This time around someone from Eve Dallas’ past appears to shake things up. When Eve was released from the hospital in Dallas, where she had been found at eight years of age, beaten, bloody and with no memory, she was given into Trudy Lombard’s foster care. Trudy should never have been allowed to be a foster mother. While not really physically abusive, Trudy, a nasty, nasty woman, was verbally and emotionally abusive, and Eve ran away for good after six months. When Trudy shows up one day in Eve’s office, Eve is plummeted back to that time, the time when she was a scared, frightened child, and not the successful New York City police lieutenant she has made herself.
Kicked out of Eve’s office, Trudy next shows up at husband Roarke’s office to extort two million dollars, or, she says, Eve’s history and child services records may just wind up in the hands of the media. In a great scene, Roarke, gorgeous, dangerous, mega-gazillionaire, gleefully scares the crap out of Trudy. And when he smiles and says to her, “Run,” she high-tails it out of there. Very satisfying.
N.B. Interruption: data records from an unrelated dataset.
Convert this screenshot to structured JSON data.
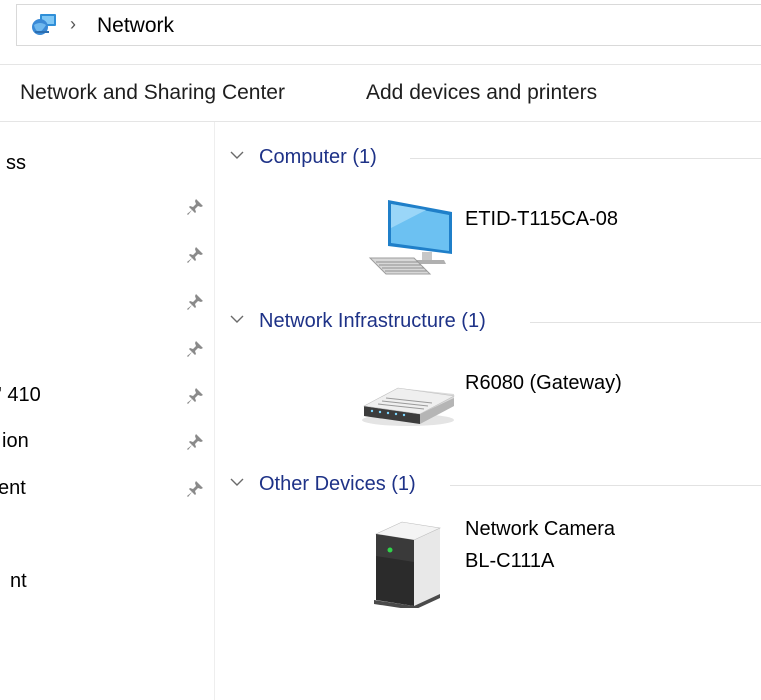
{
  "address_bar": {
    "location_icon": "network-globe-icon",
    "separator": "›",
    "crumb": "Network"
  },
  "command_bar": {
    "items": [
      "Network and Sharing Center",
      "Add devices and printers"
    ]
  },
  "nav_pane": {
    "items": [
      {
        "label": "ss",
        "pinned": false
      },
      {
        "label": "",
        "pinned": true
      },
      {
        "label": "",
        "pinned": true
      },
      {
        "label": "",
        "pinned": true
      },
      {
        "label": "",
        "pinned": true
      },
      {
        "label": "' 410",
        "pinned": true
      },
      {
        "label": "ion",
        "pinned": true
      },
      {
        "label": "ent",
        "pinned": true
      },
      {
        "label": "nt",
        "pinned": false
      }
    ]
  },
  "groups": [
    {
      "title": "Computer (1)",
      "devices": [
        {
          "name_lines": [
            "ETID-T115CA-08"
          ],
          "icon": "computer-icon"
        }
      ]
    },
    {
      "title": "Network Infrastructure (1)",
      "devices": [
        {
          "name_lines": [
            "R6080 (Gateway)"
          ],
          "icon": "router-icon"
        }
      ]
    },
    {
      "title": "Other Devices (1)",
      "devices": [
        {
          "name_lines": [
            "Network Camera",
            "BL-C111A"
          ],
          "icon": "network-device-icon"
        }
      ]
    }
  ]
}
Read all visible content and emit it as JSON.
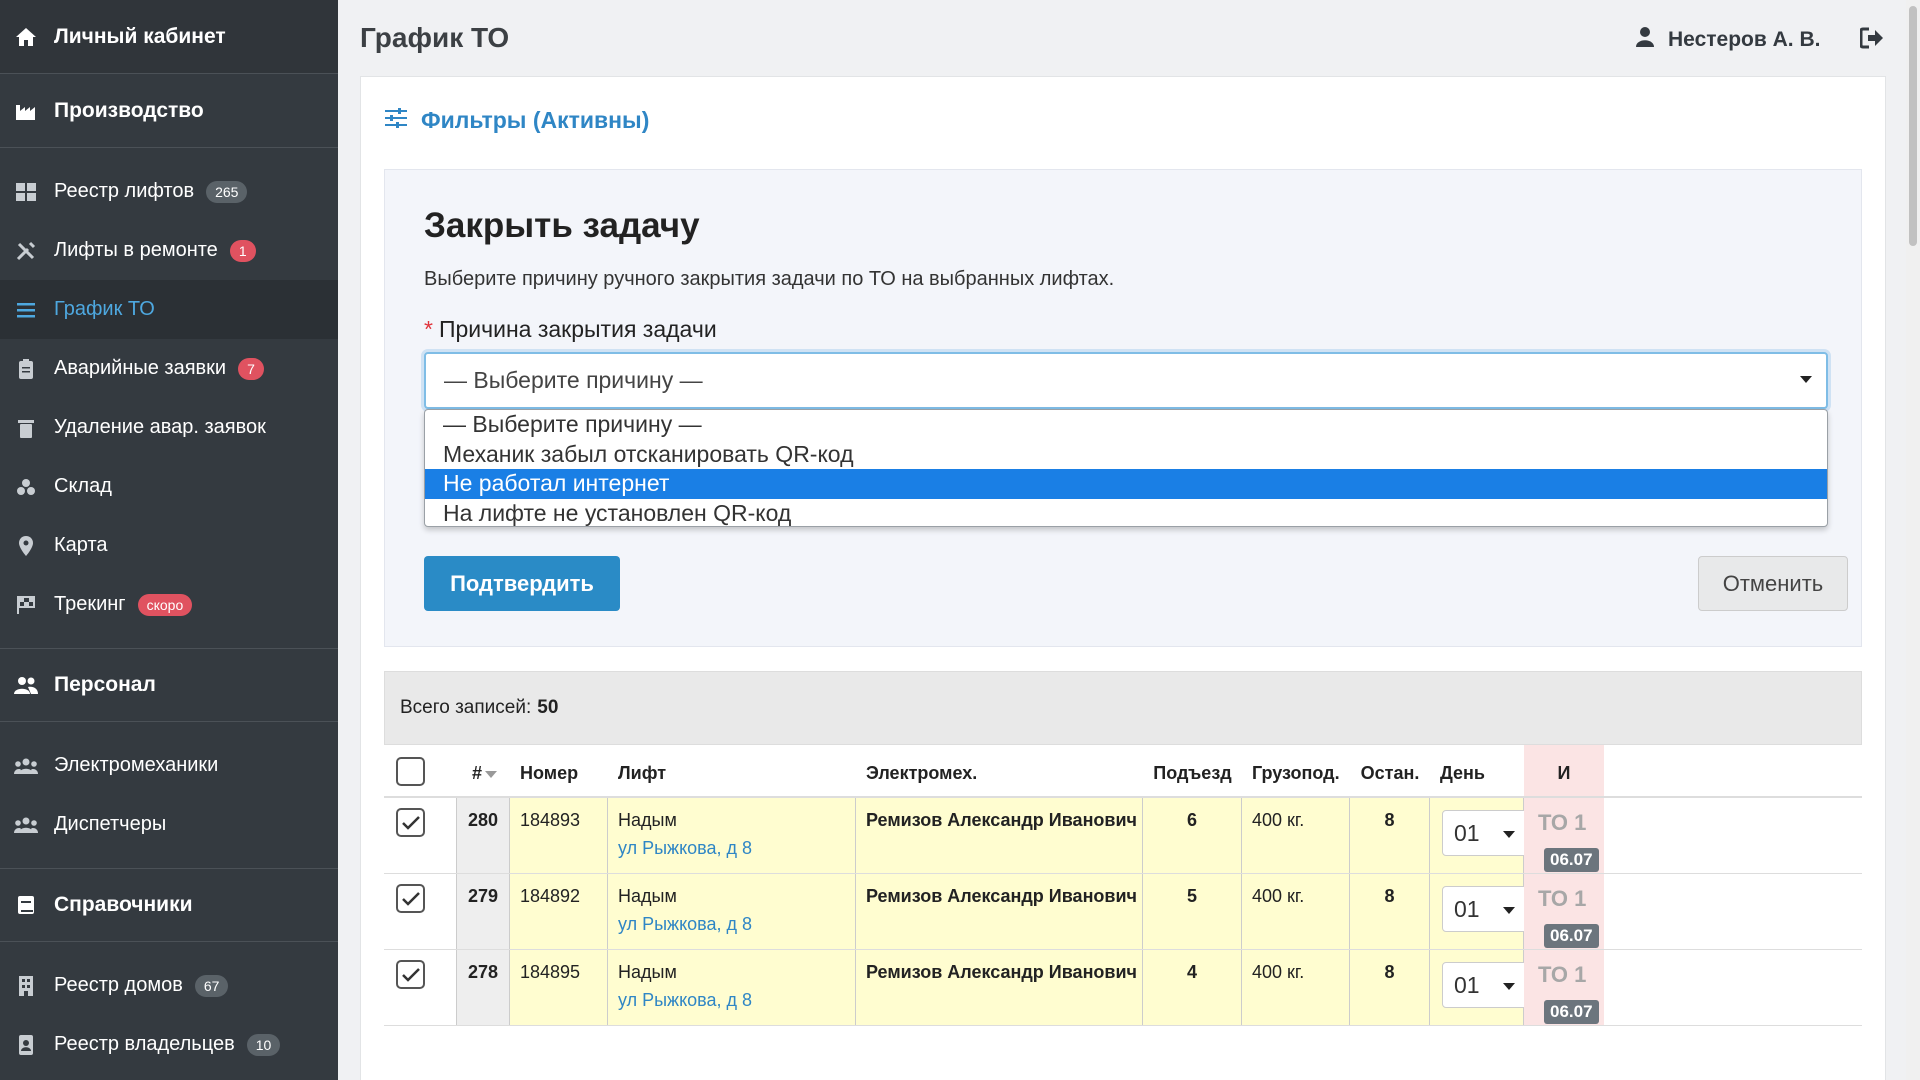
{
  "sidebar": {
    "home": "Личный кабинет",
    "production": "Производство",
    "items_production": [
      {
        "label": "Реестр лифтов",
        "badge": "265",
        "icon": "grid-icon"
      },
      {
        "label": "Лифты в ремонте",
        "badge": "1",
        "icon": "tools-icon"
      },
      {
        "label": "График ТО",
        "badge": "",
        "icon": "list-icon"
      },
      {
        "label": "Аварийные заявки",
        "badge": "7",
        "icon": "clipboard-icon"
      },
      {
        "label": "Удаление авар. заявок",
        "badge": "",
        "icon": "trash-icon"
      },
      {
        "label": "Склад",
        "badge": "",
        "icon": "boxes-icon"
      },
      {
        "label": "Карта",
        "badge": "",
        "icon": "map-pin-icon"
      },
      {
        "label": "Трекинг",
        "badge": "скоро",
        "icon": "flag-icon"
      }
    ],
    "personnel": "Персонал",
    "items_personnel": [
      {
        "label": "Электромеханики"
      },
      {
        "label": "Диспетчеры"
      }
    ],
    "reference": "Справочники",
    "items_reference": [
      {
        "label": "Реестр домов",
        "badge": "67"
      },
      {
        "label": "Реестр владельцев",
        "badge": "10"
      }
    ]
  },
  "header": {
    "title": "График ТО",
    "user": "Нестеров А. В."
  },
  "filters": {
    "label": "Фильтры (Активны)"
  },
  "modal": {
    "title": "Закрыть задачу",
    "description": "Выберите причину ручного закрытия задачи по ТО на выбранных лифтах.",
    "field_label": "Причина закрытия задачи",
    "required_mark": "*",
    "selected_value": "— Выберите причину —",
    "options": [
      "— Выберите причину —",
      "Механик забыл отсканировать QR-код",
      "Не работал интернет",
      "На лифте не установлен QR-код"
    ],
    "highlighted_option": "Не работал интернет",
    "confirm": "Подтвердить",
    "cancel": "Отменить"
  },
  "table": {
    "total_label": "Всего записей:",
    "total_value": "50",
    "headers": {
      "num": "#",
      "number": "Номер",
      "lift": "Лифт",
      "mechanic": "Электромех.",
      "entrance": "Подъезд",
      "capacity": "Грузопод.",
      "stops": "Остан.",
      "day": "День",
      "last": "И"
    },
    "rows": [
      {
        "id": "280",
        "number": "184893",
        "city": "Надым",
        "address": "ул Рыжкова, д 8",
        "mechanic": "Ремизов Александр Иванович",
        "entrance": "6",
        "capacity": "400 кг.",
        "stops": "8",
        "day": "01",
        "to": "ТО 1",
        "date": "06.07",
        "checked": true
      },
      {
        "id": "279",
        "number": "184892",
        "city": "Надым",
        "address": "ул Рыжкова, д 8",
        "mechanic": "Ремизов Александр Иванович",
        "entrance": "5",
        "capacity": "400 кг.",
        "stops": "8",
        "day": "01",
        "to": "ТО 1",
        "date": "06.07",
        "checked": true
      },
      {
        "id": "278",
        "number": "184895",
        "city": "Надым",
        "address": "ул Рыжкова, д 8",
        "mechanic": "Ремизов Александр Иванович",
        "entrance": "4",
        "capacity": "400 кг.",
        "stops": "8",
        "day": "01",
        "to": "ТО 1",
        "date": "06.07",
        "checked": true
      }
    ]
  },
  "colors": {
    "sidebar_bg": "#343a40",
    "accent": "#2f86c5",
    "option_highlight": "#1a7fe5",
    "row_bg": "#fffdd0",
    "badge_red": "#e05260"
  }
}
When Eve and Roarke go to Trudy’s hotel room to confront her and provide Eve with some closure, they find her dead, beaten to death. Thankfully, they have an alibi for the time of death, but surely Eve was not the only victim of Trudy’s “hospitality,” and Eve makes sure she is assigned to the case.
The mystery of “whodunit” is not terribly compelling or difficult to solve – I had it figured out fairly early and was pleased with myself for picking up on a couple of clues that Eve had missed. But, In Death fans do not read this series solely for the mystery. So how was it otherwise? Pretty darned good.
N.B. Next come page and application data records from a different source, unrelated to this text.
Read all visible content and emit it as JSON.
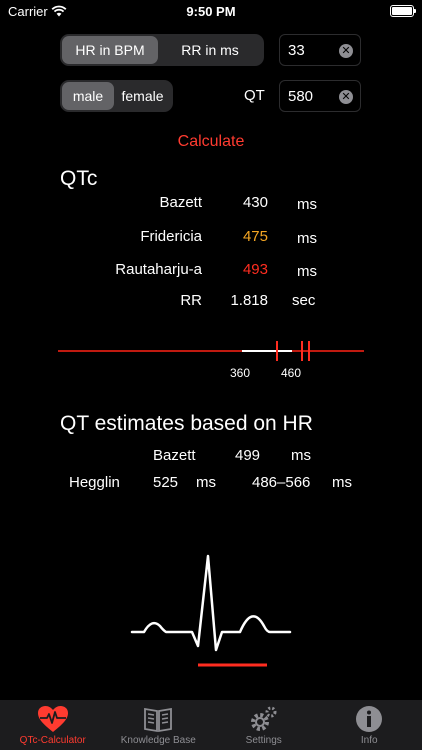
{
  "status_bar": {
    "carrier": "Carrier",
    "time": "9:50 PM"
  },
  "input_mode": {
    "options": [
      "HR in BPM",
      "RR in ms"
    ],
    "selected": "HR in BPM"
  },
  "hr_field": {
    "value": "33"
  },
  "sex": {
    "options": [
      "male",
      "female"
    ],
    "selected": "male"
  },
  "qt_field": {
    "label": "QT",
    "value": "580"
  },
  "calculate_label": "Calculate",
  "qtc": {
    "title": "QTc",
    "rows": [
      {
        "label": "Bazett",
        "value": "430",
        "unit": "ms",
        "color": "#ffffff"
      },
      {
        "label": "Fridericia",
        "value": "475",
        "unit": "ms",
        "color": "#f5a623"
      },
      {
        "label": "Rautaharju-a",
        "value": "493",
        "unit": "ms",
        "color": "#ff2d20"
      },
      {
        "label": "RR",
        "value": "1.818",
        "unit": "sec",
        "color": "#ffffff"
      }
    ]
  },
  "scale": {
    "tick_labels": [
      "360",
      "460"
    ]
  },
  "estimates": {
    "title": "QT estimates based on HR",
    "bazett": {
      "label": "Bazett",
      "value": "499",
      "unit": "ms"
    },
    "hegglin": {
      "label": "Hegglin",
      "value": "525",
      "unit": "ms",
      "range": "486–566",
      "range_unit": "ms"
    }
  },
  "tabs": [
    {
      "label": "QTc-Calculator",
      "icon": "heart-pulse-icon",
      "active": true
    },
    {
      "label": "Knowledge Base",
      "icon": "book-icon",
      "active": false
    },
    {
      "label": "Settings",
      "icon": "gear-icon",
      "active": false
    },
    {
      "label": "Info",
      "icon": "info-icon",
      "active": false
    }
  ],
  "colors": {
    "accent": "#ff3b30",
    "orange": "#f5a623",
    "red": "#ff2d20"
  }
}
It is Christmastime and Eve does some – well, she doesn’t shop, she “comes across things,” much to her detective partner Delia Peabody’s disgust. The stress of the case and the holidays have both Eve and Peabody fighting with their respective domestic partners, but great makeup sex ensues, so it all works out. There is, in fact, plenty of Peabody action in this book; she is primary on a case and she testifies at a trial stemming from the attack on her in Visions in Death. There is a new skirmish in the Candy Thief Wars, and a touching scene between Eve and Mr. Dr. Mira, on whom she has a crush. Don’t we all?
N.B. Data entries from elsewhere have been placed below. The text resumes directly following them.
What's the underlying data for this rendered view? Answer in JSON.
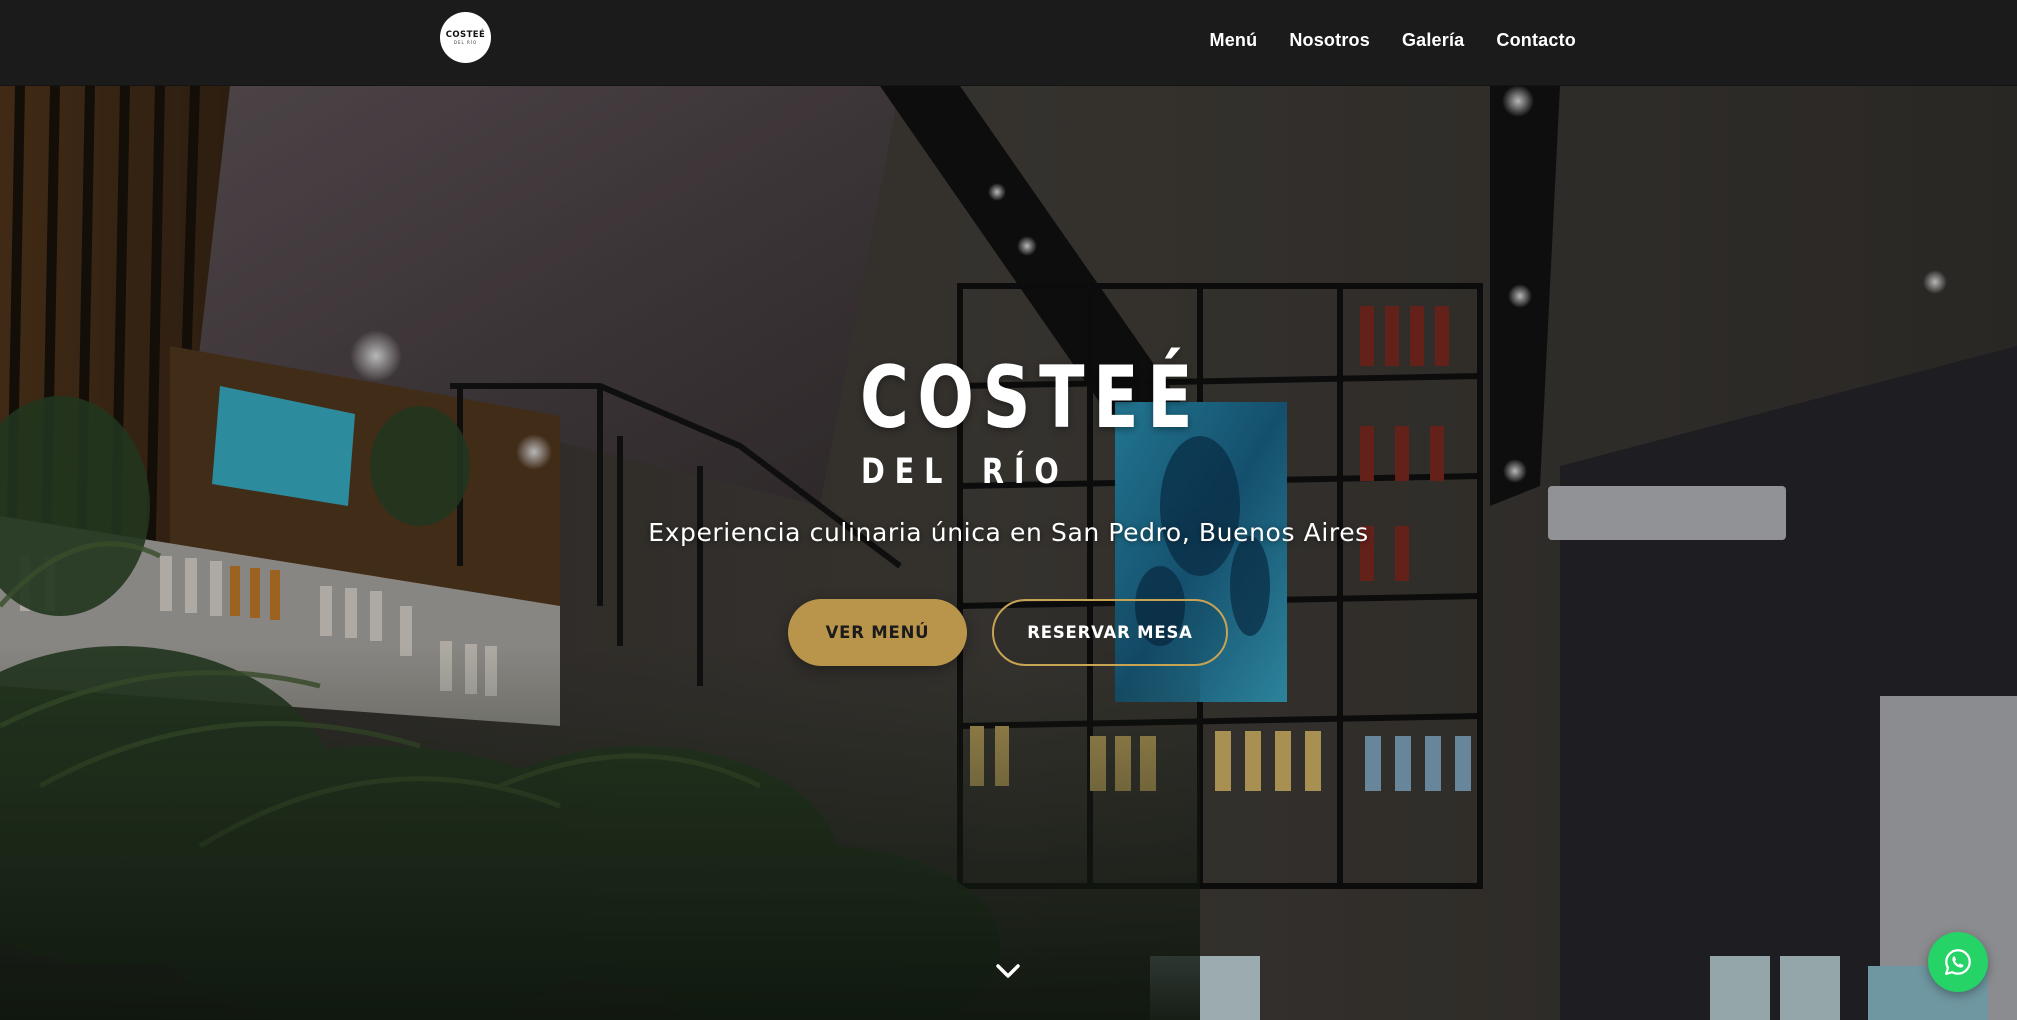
{
  "nav": {
    "logo": {
      "main": "COSTEÉ",
      "sub": "DEL RÍO"
    },
    "links": [
      {
        "label": "Menú"
      },
      {
        "label": "Nosotros"
      },
      {
        "label": "Galería"
      },
      {
        "label": "Contacto"
      }
    ]
  },
  "hero": {
    "title": "COSTEÉ",
    "subtitle": "DEL RÍO",
    "tagline": "Experiencia culinaria única en San Pedro, Buenos Aires",
    "primary_button": "VER MENÚ",
    "secondary_button": "RESERVAR MESA",
    "scroll_icon": "chevron-down-icon"
  },
  "floating": {
    "whatsapp_icon": "whatsapp-icon",
    "whatsapp_color": "#25d366"
  },
  "colors": {
    "accent_gold": "#b8954a",
    "navbar_bg": "#1b1b1b"
  }
}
I’d like to mention two things that I really appreciate about this series, that I don’t believe any other review has touched upon. Robb always makes the murder victim and their family into real people. In this case, the victim is someone who gets zero sympathy, but you can’t help but feel for Trudy’s son Bobby, who would sneak food to Eve when she was punished as a child. Robb writes grief and the bewilderment that so often accompanies it so very well.
Another aspect of these books that I love is the humor. Eve, tortured, tormented soul that she is, is also a stitch whose curmudgeonly outlook always makes me laugh. Some of my favorite moments this time:
- Eve, thinking of her husband: “He’d probably been in one of his hundreds of weekly meetings, making plans to buy a freaking solar system.”
- Trying to identify the weather Roarke says, “It’s not snow, not rain, not even really sleet. It must be–”
“Crap,” she said. “It’s cold, wet, crap.”
- Peabody has been buying Christmas presents for the very pregnant Mavis’s baby, and Eve thinks to herself, “What the hell did you buy for a fetus anyway? And why did nobody else think that was kind of creepy?”
But the overall theme of this book is Home, as Eve ponders her past home life and her present. What is home? What makes a home? And, more importantly, who makes a home? She has truly become comfortable and appreciative of her physical and emotional home with Roarke. It is nice, after seeing Eve struggle with her demons for so long, to see her, even temporarily, content and at home.